---------- Information given ----------

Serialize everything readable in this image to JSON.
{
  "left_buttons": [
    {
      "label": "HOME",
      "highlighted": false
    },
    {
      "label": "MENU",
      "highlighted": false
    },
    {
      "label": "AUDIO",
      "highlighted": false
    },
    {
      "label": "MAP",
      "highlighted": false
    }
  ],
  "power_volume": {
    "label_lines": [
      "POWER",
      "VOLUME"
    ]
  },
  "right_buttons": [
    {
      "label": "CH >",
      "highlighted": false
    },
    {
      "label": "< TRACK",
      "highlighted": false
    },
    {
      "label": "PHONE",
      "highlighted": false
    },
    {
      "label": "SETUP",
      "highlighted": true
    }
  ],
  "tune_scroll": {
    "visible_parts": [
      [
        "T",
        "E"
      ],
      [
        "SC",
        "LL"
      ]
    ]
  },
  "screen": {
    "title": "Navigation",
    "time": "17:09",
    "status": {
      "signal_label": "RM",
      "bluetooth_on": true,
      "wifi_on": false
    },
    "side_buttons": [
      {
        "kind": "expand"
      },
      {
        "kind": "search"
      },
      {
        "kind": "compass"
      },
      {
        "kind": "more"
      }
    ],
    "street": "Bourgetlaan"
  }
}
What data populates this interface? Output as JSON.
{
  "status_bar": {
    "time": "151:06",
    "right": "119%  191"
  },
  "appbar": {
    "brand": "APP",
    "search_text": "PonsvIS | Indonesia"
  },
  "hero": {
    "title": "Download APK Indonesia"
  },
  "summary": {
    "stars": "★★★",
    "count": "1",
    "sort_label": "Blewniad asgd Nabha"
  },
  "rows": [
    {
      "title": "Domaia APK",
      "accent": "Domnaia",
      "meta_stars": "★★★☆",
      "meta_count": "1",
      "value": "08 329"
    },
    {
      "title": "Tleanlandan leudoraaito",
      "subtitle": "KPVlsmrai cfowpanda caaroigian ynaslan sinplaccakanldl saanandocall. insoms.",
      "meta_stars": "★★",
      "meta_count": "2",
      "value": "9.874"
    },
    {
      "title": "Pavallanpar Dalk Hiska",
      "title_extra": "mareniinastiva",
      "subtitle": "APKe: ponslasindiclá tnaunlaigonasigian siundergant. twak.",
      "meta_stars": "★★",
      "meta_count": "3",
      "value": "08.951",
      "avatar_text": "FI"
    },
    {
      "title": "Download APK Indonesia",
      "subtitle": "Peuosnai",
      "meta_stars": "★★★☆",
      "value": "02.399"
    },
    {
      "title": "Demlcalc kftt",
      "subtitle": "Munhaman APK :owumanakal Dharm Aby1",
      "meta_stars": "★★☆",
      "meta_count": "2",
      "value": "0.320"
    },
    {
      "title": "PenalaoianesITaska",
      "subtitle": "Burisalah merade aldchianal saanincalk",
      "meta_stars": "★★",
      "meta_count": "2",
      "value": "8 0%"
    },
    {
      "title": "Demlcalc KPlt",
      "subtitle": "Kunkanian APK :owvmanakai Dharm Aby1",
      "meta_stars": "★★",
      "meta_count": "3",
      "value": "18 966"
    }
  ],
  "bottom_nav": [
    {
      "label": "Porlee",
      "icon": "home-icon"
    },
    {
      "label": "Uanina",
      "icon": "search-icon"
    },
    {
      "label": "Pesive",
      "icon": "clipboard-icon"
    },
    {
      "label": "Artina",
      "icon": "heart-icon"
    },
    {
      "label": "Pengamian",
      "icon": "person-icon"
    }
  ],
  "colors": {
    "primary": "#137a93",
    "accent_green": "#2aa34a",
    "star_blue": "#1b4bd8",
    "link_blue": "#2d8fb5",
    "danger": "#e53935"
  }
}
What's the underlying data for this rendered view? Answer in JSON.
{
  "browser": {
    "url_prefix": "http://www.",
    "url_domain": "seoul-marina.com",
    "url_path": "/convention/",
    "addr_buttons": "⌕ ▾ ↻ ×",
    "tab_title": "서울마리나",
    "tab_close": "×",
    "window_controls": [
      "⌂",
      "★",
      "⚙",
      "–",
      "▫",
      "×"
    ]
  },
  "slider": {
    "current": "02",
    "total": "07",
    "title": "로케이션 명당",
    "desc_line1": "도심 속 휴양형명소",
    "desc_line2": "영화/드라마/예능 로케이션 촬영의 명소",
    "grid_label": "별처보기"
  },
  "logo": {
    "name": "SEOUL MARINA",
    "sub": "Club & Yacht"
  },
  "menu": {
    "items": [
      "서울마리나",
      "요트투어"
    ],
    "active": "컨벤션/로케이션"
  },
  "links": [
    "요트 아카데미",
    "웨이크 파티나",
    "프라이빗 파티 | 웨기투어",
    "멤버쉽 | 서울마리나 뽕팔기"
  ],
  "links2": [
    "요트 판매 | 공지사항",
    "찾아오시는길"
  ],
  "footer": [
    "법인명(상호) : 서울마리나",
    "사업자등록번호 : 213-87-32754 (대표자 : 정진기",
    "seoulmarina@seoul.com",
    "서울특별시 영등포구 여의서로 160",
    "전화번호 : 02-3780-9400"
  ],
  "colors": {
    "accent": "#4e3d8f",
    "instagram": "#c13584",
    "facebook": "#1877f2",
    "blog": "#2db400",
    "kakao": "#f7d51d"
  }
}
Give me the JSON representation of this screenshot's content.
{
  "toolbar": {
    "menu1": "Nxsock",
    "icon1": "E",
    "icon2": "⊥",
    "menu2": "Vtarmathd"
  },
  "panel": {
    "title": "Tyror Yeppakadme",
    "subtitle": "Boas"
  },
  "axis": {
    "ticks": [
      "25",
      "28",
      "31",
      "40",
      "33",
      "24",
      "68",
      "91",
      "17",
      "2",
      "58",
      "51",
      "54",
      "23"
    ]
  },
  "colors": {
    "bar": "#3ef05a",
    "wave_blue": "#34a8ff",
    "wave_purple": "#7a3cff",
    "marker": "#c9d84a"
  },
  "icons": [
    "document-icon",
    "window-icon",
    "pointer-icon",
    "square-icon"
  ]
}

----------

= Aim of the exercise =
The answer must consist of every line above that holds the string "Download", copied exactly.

= Task output =
    "title": "Download APK Indonesia"
      "title": "Download APK Indonesia",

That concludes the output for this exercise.